Passed in 1994, California's "three strikes" law is the nation's harshest sentencing law. Designed to imprison for life anyone who commits three violent crimes, the law has inadvertently resulted in the incarceration of a lot relatively harmless people, for a long time and at great public expense. Crimes that have earned people life sentences: Stealing a dollar in loose change from a car, breaking into a soup kitchen to steal food, stealing a jack from the open window of a tow truck, and even stealing two pairs of children's shoes from Ross Dress for Less. The law is one reason that California's prison system is dangerously, and unconstitutionally, overcrowded. More than 4,000 people in the prison system are serving life sentences for non-violent crimes.
In 2012, with corrections costs consuming ever more of the state budget, the voters in the state had had enough, and they approved a reform measure that would spring many of these low-level offenders from a lifetime of costly confinement. By August of last year, more than 1,000 inmates had their life sentences changed and were released; recidivisim rates for this group has also been extremely low. But further progress in the reform effort is being stymied by one thorny problem: Nearly half of the inmates serving time in California prisons suffer from a serious mental illness such as bipolar disorder or schizophrenia. So far, judges have been reluctant to let these folks out of their life sentences.
A new report from Stanford Law School's Three Strikes project notes that the number of mentally ill prisoners denied relief from a life sentence is three times larger than those without a brain disease. The disparity largely stems from the fact that judges and juries tend to give people with brain diseases much harsher sentences to begin with.

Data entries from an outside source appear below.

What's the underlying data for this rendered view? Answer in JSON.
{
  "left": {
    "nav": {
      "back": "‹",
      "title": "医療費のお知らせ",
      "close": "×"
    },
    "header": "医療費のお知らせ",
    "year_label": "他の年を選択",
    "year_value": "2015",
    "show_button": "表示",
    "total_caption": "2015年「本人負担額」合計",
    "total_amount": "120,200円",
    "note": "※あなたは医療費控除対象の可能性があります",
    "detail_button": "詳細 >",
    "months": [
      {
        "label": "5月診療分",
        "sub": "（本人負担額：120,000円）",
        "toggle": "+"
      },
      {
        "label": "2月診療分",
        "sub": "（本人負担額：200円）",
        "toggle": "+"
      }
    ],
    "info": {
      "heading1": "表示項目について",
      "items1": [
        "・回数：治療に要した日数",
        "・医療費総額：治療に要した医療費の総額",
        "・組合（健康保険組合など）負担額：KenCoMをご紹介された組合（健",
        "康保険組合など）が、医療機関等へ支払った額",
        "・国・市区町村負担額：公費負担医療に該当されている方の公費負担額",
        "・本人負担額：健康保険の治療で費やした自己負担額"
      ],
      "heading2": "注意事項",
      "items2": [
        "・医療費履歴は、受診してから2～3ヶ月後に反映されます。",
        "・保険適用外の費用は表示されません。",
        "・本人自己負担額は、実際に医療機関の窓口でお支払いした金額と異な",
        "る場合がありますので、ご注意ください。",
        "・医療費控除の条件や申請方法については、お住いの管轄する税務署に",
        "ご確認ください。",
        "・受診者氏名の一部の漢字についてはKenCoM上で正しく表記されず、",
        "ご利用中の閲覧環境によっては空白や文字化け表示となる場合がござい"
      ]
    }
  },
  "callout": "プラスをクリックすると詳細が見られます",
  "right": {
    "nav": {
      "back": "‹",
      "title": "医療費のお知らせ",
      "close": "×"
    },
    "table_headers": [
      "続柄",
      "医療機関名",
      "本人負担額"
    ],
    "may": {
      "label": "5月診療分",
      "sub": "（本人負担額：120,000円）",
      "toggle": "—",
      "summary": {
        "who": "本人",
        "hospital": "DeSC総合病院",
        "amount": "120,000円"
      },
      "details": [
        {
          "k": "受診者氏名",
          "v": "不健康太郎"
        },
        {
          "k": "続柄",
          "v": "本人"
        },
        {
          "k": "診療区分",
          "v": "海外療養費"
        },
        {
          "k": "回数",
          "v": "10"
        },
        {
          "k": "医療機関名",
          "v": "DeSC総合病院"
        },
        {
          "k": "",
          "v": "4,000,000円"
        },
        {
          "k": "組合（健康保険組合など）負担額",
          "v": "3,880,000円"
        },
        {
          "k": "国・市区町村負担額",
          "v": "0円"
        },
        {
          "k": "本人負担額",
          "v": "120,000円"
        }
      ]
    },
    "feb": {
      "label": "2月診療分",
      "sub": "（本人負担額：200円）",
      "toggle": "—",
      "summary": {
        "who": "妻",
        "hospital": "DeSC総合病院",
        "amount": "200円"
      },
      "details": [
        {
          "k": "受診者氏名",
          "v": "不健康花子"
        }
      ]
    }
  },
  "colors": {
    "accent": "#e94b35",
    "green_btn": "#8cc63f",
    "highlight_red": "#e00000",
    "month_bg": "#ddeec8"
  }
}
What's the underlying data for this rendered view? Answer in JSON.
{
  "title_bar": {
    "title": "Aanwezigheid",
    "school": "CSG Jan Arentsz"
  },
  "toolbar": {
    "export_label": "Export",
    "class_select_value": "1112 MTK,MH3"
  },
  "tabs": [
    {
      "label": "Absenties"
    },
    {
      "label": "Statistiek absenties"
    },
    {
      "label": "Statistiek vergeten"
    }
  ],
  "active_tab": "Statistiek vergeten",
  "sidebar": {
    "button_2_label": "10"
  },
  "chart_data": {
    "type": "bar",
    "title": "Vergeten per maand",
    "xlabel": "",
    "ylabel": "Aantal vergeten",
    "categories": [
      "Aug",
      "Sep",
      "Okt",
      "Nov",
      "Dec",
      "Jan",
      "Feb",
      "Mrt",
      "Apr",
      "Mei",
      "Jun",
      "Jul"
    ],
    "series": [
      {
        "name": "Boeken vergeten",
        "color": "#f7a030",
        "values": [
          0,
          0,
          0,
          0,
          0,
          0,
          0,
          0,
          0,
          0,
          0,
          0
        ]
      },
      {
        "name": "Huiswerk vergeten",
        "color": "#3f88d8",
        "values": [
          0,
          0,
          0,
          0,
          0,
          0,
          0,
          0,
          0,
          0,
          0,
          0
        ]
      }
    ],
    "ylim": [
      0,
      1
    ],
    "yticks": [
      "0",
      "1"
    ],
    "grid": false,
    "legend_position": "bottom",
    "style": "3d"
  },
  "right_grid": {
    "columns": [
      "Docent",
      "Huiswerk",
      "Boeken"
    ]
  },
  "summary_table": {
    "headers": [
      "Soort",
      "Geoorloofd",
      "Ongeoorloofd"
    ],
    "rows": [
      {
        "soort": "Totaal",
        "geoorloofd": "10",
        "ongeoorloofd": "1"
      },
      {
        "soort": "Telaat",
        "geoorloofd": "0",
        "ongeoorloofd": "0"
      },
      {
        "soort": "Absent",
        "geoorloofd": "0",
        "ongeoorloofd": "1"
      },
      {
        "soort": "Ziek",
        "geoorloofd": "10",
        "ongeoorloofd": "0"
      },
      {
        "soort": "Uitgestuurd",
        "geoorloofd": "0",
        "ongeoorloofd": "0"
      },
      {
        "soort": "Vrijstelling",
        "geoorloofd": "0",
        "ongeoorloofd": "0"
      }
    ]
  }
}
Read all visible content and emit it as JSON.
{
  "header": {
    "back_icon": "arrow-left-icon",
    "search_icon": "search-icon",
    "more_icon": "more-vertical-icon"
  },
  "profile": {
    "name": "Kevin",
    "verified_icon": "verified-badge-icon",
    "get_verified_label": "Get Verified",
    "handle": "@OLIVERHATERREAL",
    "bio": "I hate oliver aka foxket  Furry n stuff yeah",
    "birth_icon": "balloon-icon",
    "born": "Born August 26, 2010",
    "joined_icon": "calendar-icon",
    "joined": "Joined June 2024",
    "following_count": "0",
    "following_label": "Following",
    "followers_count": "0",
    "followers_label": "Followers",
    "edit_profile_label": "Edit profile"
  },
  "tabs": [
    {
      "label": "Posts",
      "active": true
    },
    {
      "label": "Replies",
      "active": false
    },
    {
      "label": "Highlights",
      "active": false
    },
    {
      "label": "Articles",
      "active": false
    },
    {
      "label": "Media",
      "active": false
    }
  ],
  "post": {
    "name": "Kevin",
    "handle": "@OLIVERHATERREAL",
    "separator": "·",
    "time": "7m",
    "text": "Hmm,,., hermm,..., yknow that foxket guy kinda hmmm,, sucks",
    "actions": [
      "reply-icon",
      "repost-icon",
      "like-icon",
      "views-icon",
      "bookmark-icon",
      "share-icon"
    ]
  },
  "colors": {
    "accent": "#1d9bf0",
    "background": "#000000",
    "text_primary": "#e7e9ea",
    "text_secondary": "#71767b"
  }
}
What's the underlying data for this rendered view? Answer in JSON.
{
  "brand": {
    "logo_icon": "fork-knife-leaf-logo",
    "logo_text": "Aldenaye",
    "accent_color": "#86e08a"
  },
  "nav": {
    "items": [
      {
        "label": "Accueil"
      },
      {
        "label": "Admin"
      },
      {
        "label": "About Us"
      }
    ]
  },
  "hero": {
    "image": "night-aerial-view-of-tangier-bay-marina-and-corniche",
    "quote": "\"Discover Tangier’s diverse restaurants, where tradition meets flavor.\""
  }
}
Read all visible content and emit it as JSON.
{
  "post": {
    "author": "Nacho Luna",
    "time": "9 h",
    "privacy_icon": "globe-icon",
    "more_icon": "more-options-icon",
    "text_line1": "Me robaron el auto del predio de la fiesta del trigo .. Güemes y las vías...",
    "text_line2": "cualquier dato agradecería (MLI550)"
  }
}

Once in prison, their illnesses go untreated, and the prison conditions exacerbate their behavioral symptoms. As a result, they are at greater risk of getting in trouble for breaking prison rules and being sanctioned with severe disciplinary measures, including solitary confinement—a vicious cycle that can make their symptoms even worse, getting them in even more trouble. A long record of rule-breaking is one thing judges consider when weighing a request to reduce a life sentence under three-strikes reform, and a reason so many mentally ill people have been denied resentencing.
All of these factors are now driving a push in California to work harder to ensure that people with brain diseases don't end up in the correctional system in the first place. Led by State Senator Darrell Steinberg and Stanford law professors who published the new report, the effort includes a call for more investment in mental health courts that focus on treatment rather than punishment. California currently has 40 such courts in 27 counties, and people like Steinberg think they should be expanded state-wide thanks to their effectiveness and cost-savings.
In 2006, Santa Clara County calculated $20 million in savings from its mental health court's success in keeping mentally ill people out of prisons. Sacramento County saw the cost of keeping mentally ill people out of traditional courts fall 88 percent thanks to its mental health court. Other research has shown that the specialized courts also keep mentally ill people from cycling back into the justice system. Mentally ill people in Michigan's mental health courts commit new crimes at a rate 300 percent lower than those who weren't in those courts.
But money isn't the only reason Steinberg wants to see mental health courts expanded. He notes in the Stanford report that this new approach "saves lives from being forsaken." He invokes the moral cost of failing to treat sick people with compassion, and the tragedy of the lost human potential that occurs when the only place for a person with a brain disease today is in a prison.
Watch the video directed by Kelly Duane de la Vega and Kattie Galloway of Loteria Films (above) about the mental health courts that makes his point and shows just how powerful such venues can be in reclaiming lives and helping sick people return to normal functioning in the community.